"Sometimes we wonder that ourselves," Cardinal Dolan replied, "because as a matter of fact, it has engulfed all faiths, all levels of society and culture. It's a cultural societal problem. It's laser-beamed on us because, rightly, people expect more of the church. And when the church falls and commits this kind of nauseating sin, it's going to bring more attention to it, and it should. Not only have we in the past committed these sins, we're hypocritical because we're the ones that have preached against it. And it just upsets people that the very ones that are preaching against it have been guilty of it."

Co-host Anthony Mason asked Dolan, "At one point your mother was embarrassed to be a Catholic?"

"Oh, my Lord! My own mom, who is in a beautiful assisted living out in Washington, Missouri, she said, 'I'm not going down to the dining room.' Most of the time, she said, 'Oh, they're asking about you, your son who's the priest.'"

"What did you say to your mother?" Mason asked.  

"I said, 'Mom, I'm embarrassed, too. We're all embarrassed.' Out of this embarrassment, I trust, is going to come renewal, hope, and reform. And I think it is."

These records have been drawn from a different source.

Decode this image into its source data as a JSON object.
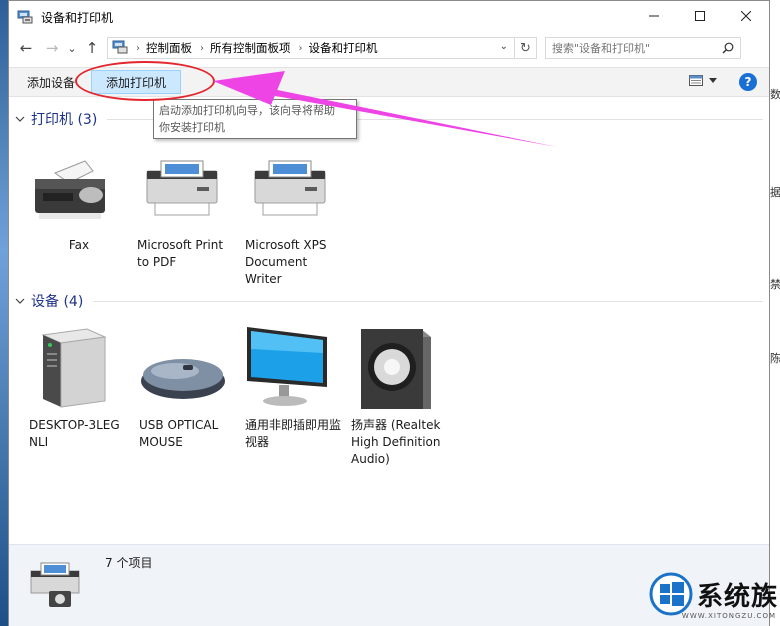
{
  "window": {
    "title": "设备和打印机"
  },
  "nav": {
    "breadcrumbs": [
      "控制面板",
      "所有控制面板项",
      "设备和打印机"
    ],
    "search_placeholder": "搜索\"设备和打印机\""
  },
  "toolbar": {
    "add_device": "添加设备",
    "add_printer": "添加打印机",
    "help": "?"
  },
  "tooltip": {
    "line1": "启动添加打印机向导，该向导将帮助",
    "line2": "你安装打印机"
  },
  "groups": {
    "printers": {
      "label": "打印机 (3)"
    },
    "devices": {
      "label": "设备 (4)"
    }
  },
  "printers": [
    {
      "name": "Fax",
      "icon": "fax-icon"
    },
    {
      "name": "Microsoft Print to PDF",
      "icon": "printer-icon"
    },
    {
      "name": "Microsoft XPS Document Writer",
      "icon": "printer-icon"
    }
  ],
  "devices": [
    {
      "name": "DESKTOP-3LEGNLI",
      "icon": "computer-tower-icon"
    },
    {
      "name": "USB OPTICAL MOUSE",
      "icon": "mouse-icon"
    },
    {
      "name": "通用非即插即用监视器",
      "icon": "monitor-icon"
    },
    {
      "name": "扬声器 (Realtek High Definition Audio)",
      "icon": "speaker-icon"
    }
  ],
  "details": {
    "count": "7 个项目"
  },
  "watermark": {
    "text": "系统族",
    "url": "WWW.XITONGZU.COM"
  },
  "desktop_glyphs": [
    "数",
    "据",
    "禁",
    "陈"
  ],
  "colors": {
    "accent": "#1a6fd6",
    "header": "#1e3287",
    "annotation": "#e3262d",
    "arrow": "#ee44e6"
  }
}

He said that there already has been tangible reform in the wake of the scandal.

"Those changes started in 2002 with what we call the Dallas Charter," Dolan said. "There was a tsunami shift in 2002 that the church said, 'Hey, you know what? We've been an example of what not to do in the past. Now we need to be an example of what to do.' And the past 17, 18 years, there would be tangible, verifiable data that we are ahead of this and that we've cleaned up our act."

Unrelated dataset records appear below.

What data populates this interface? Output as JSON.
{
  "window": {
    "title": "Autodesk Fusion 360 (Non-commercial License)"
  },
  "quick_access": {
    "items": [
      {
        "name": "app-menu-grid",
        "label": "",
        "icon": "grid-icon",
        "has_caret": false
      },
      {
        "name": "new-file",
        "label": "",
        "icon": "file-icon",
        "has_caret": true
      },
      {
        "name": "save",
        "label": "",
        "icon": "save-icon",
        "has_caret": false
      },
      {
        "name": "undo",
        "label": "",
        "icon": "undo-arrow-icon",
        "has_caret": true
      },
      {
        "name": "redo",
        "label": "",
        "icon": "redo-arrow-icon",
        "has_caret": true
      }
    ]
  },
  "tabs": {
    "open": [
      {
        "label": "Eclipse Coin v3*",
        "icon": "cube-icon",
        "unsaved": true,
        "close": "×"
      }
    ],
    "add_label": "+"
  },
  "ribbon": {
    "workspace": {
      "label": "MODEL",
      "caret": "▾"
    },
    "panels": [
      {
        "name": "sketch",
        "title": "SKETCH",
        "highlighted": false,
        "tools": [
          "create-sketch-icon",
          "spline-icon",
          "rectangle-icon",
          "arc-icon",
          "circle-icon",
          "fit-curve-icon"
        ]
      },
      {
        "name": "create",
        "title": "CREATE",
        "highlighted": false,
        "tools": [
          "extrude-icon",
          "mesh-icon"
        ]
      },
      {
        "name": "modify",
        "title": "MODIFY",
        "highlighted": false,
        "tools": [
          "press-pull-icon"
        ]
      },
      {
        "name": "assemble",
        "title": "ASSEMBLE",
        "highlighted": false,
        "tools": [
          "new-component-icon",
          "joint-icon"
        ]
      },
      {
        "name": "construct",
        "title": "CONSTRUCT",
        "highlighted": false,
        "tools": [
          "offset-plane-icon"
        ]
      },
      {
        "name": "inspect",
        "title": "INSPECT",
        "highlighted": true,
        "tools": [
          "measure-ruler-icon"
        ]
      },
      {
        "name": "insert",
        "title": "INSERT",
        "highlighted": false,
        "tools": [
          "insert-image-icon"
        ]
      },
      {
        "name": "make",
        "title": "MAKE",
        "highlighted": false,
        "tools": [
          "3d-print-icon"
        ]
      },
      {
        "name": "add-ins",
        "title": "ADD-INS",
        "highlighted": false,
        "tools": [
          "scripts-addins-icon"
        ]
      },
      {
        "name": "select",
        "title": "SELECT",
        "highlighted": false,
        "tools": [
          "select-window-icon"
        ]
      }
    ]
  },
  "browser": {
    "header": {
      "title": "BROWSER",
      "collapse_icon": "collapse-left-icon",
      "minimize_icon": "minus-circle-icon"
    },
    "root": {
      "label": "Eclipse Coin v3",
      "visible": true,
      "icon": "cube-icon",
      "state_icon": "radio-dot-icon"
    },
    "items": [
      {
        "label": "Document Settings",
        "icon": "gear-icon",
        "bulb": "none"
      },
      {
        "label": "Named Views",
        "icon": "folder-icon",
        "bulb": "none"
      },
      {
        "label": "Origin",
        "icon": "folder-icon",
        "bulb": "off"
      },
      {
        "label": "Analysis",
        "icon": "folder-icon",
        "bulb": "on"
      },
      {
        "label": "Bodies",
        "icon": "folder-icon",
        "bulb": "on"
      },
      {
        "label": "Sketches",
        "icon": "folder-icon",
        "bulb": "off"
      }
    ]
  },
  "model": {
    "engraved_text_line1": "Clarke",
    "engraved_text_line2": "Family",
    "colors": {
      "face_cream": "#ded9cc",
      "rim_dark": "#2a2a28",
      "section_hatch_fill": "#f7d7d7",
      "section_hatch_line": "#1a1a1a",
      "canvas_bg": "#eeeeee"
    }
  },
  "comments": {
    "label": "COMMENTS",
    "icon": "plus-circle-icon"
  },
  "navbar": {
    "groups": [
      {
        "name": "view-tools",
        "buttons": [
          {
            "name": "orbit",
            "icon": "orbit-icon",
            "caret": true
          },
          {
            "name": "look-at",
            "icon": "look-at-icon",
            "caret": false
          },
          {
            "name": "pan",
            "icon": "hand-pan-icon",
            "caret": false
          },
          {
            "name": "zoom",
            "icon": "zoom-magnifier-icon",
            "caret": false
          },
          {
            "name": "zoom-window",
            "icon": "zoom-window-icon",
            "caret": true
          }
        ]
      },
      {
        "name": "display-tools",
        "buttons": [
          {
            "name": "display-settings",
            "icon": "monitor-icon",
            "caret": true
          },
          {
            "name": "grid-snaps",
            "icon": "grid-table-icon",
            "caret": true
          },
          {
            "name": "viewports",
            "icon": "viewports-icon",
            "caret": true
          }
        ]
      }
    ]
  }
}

Last year, Cardinal Dolan asked a federal judge, Barbara Jones, to study the church's progress: "I asked, 'My people still don't seem to believe us that we have reformed and cleaned this up. Would you do a scrupulous study of all the procedures that we've done in the Archdiocese of New York? Here's the key, no records are barred, and report back in a year.' And she did. She said, 'I give the Archdiocese of New York an A. They have kept their promises.'

"So, boy, it was bad in the past. But I think now, I hope, we're a sign of reform and the way to handle this."

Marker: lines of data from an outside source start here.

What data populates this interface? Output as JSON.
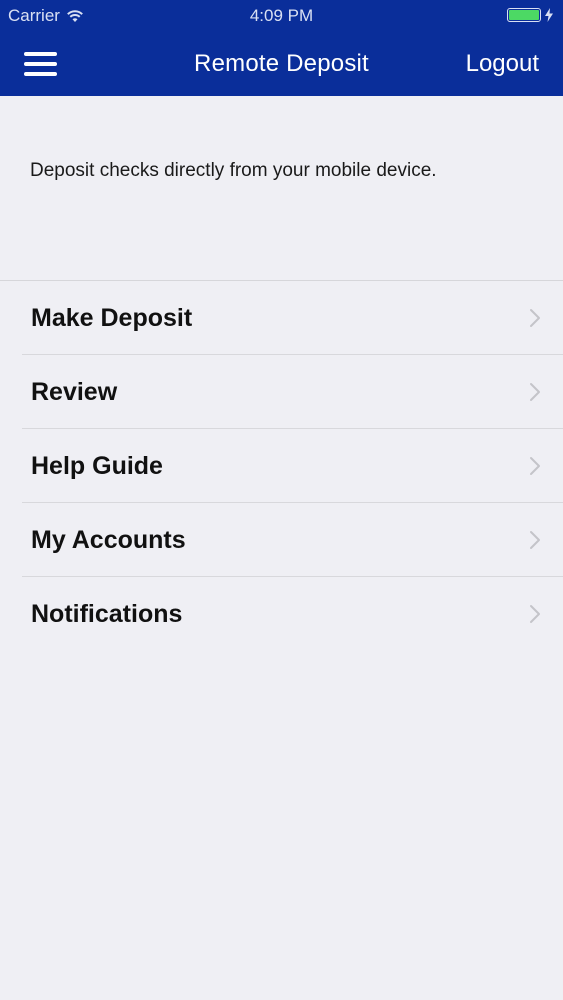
{
  "status_bar": {
    "carrier": "Carrier",
    "time": "4:09 PM",
    "wifi_icon": "wifi-icon",
    "battery_icon": "battery-icon",
    "charging_icon": "bolt-icon"
  },
  "nav": {
    "title": "Remote Deposit",
    "logout_label": "Logout",
    "menu_icon": "hamburger-menu-icon"
  },
  "intro_text": "Deposit checks directly from your mobile device.",
  "menu": {
    "items": [
      {
        "label": "Make Deposit",
        "icon": "chevron-right-icon"
      },
      {
        "label": "Review",
        "icon": "chevron-right-icon"
      },
      {
        "label": "Help Guide",
        "icon": "chevron-right-icon"
      },
      {
        "label": "My Accounts",
        "icon": "chevron-right-icon"
      },
      {
        "label": "Notifications",
        "icon": "chevron-right-icon"
      }
    ]
  },
  "colors": {
    "nav_background": "#0a2e9a",
    "page_background": "#efeff4",
    "battery": "#4cd964"
  }
}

Dolan was then asked about the status of Monsignor John Paddock, who was accused of molesting at least five boys for more than a decade. He stepped down, but was allowed to continue working. This came after accusations first surfaced about ten years ago.

"The first one we looked [into], the D.A. looked into, forensic outside investigators looked, and it went to the lay review board to say this charge is not credible. So he was allowed back in. You're right, of late, other accusations came in.

"There's a lot of people accused, but there has to be some type of substantiation. That having been said, we finally said, 'John, this is not good. There's accusations coming in. Yes, we have to look for substantiation. In the meantime, you need to step aside.'

"What we've promised is that no priest against whom there's been a substantiated allegation can ever again serve in ministry."

Dokoupil asked, "Are you still supporting Paddock financially?"

"Yes, we are," he replied. "Yeah. He's still innocent until proven guilty."

Recently in New York, The Child Victims Act went into effect, giving sexual abuse survivors, barred by the statute of limitations, a one-year window to file a civil lawsuit against their alleged perpetrators, and institutions like the Boy Scouts, schools and the Catholic Church.

Mason asked, "Since the statute of limitations has been lifted, how many more lawsuits have been filed?"

"We had already entered into the independent reconciliation and compensation program; that's four years old – that has been praised by victims and the public alike," Dolan said. "And in that, there were about 350 victims that came forward and reported a sense of resolution and finality, and were grateful to the church."

  • "Who Do You Say I Am?: Daily Reflections on the Bible, the Saints, and the Answer That Is Christ" by Cardinal Timothy M. Dolan (Crown), available in Hardcover, eBook and Audio Formats, available via Amazon
  • David Morgan

    David Morgan is a senior editor at CBSNews.com and cbssundaymorning.com.